The ongoing support of a digital mine is not something that should be ignored. A properly designed, deployed, and tuned wireless network requires a conscious effort. Keeping the network in a peak-operating state requires trained resources who understand the challenges of wireless networks within an ever changing environment.
Ongoing support can mean many things to different people. The most popular views are broken up into three categories: Collaborative approach; hands-off approach; in-sources approach.
Running a digital mine requires access to real time monitoring data on all of your assets. With the large expensive equipment out in a mine, it’s easy to overlook the network that is relied upon to bring that data back to the office.
As your mine becomes more digital, accessing that vehicle data through your network becomes more and more critical, and monitoring your network assets become equally critical.
Data is the core of the digital mine. One of my first projects in mining was catching haul trucks during shift changes, at fuel islands, and in the truck shops. I would download the asset health data from the machine onto a laptop, then take that data back into the office, and import it into our database. I’d spend as much time as I could with the mechanics in the shop, the maintenance planners, and the dispatchers, trying to understand challenges and listen to stories of frustration that seemed to be frequently repeated. I’d take those stories back to the database and try to find the data that would help us understand those challenges, and any triggers or tales that may be told by the data.
No matter the size of your operations, digitalization has become a requirement for any mine aiming at remaining competitive. The digital transformation process does however vary from mine to mine, and is influenced by a large number of factors including financial, environmental, operational and safety.
Autonomy can be seen as the ultimate level of a Digital Mine, where safety is increased and production is optimized. When the downtime cost of your equipment exceeds US$10,000/hour/fleet, success of the autonomous mine relies on successful deployment and ongoing management of your wireless network.
Over the years, I’ve had several customers who were looking for network enhancements explain to me the value of the data they pull from their fleet equipment. While in most cases, hardware failure of a radio or computer on-board a truck or a shovel doesn’t prevent that equipment from moving ore, it certainly brings to a rapid halt the collection of the critical data associated with that activity.

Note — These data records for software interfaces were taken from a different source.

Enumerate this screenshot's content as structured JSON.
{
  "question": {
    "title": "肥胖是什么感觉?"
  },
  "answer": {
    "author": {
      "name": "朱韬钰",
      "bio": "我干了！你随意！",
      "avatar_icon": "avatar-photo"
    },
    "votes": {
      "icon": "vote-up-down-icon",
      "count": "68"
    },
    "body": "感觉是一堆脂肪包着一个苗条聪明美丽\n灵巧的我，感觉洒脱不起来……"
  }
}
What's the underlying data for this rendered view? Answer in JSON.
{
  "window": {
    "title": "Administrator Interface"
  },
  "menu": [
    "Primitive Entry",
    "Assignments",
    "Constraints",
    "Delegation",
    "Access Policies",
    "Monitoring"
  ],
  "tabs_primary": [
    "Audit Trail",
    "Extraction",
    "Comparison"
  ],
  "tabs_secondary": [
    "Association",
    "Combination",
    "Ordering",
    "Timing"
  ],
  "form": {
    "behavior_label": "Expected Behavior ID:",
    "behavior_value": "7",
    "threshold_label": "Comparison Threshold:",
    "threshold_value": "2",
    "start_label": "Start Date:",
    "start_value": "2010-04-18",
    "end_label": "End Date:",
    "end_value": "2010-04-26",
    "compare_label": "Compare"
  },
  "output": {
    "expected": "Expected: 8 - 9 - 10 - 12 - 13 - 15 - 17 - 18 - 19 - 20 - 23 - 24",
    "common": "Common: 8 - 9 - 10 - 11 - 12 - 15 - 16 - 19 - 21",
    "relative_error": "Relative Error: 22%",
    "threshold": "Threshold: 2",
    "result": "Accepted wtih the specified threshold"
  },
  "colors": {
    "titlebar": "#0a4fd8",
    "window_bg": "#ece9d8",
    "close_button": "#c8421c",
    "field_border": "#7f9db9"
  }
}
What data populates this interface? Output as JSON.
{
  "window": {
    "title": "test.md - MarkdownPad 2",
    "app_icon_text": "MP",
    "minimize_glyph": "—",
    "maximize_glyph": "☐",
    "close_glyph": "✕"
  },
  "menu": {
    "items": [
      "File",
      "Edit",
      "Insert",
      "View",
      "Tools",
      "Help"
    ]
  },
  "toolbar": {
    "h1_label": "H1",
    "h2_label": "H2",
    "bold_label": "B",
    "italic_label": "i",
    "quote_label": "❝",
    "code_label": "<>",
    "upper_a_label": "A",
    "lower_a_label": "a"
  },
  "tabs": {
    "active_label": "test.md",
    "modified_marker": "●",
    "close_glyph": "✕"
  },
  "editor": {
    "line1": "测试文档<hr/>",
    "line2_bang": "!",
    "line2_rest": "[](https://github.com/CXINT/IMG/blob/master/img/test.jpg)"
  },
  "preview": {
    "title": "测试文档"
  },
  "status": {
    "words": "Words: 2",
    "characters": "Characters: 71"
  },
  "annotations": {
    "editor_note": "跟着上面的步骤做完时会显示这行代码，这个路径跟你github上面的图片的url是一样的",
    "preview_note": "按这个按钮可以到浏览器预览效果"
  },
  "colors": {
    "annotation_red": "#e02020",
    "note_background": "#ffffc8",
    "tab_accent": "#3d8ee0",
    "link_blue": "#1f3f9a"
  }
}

Missing those loads in the productivity counts for the shift isn’t an option. In my customers’ view, that application data was just as critical as the physical material moved.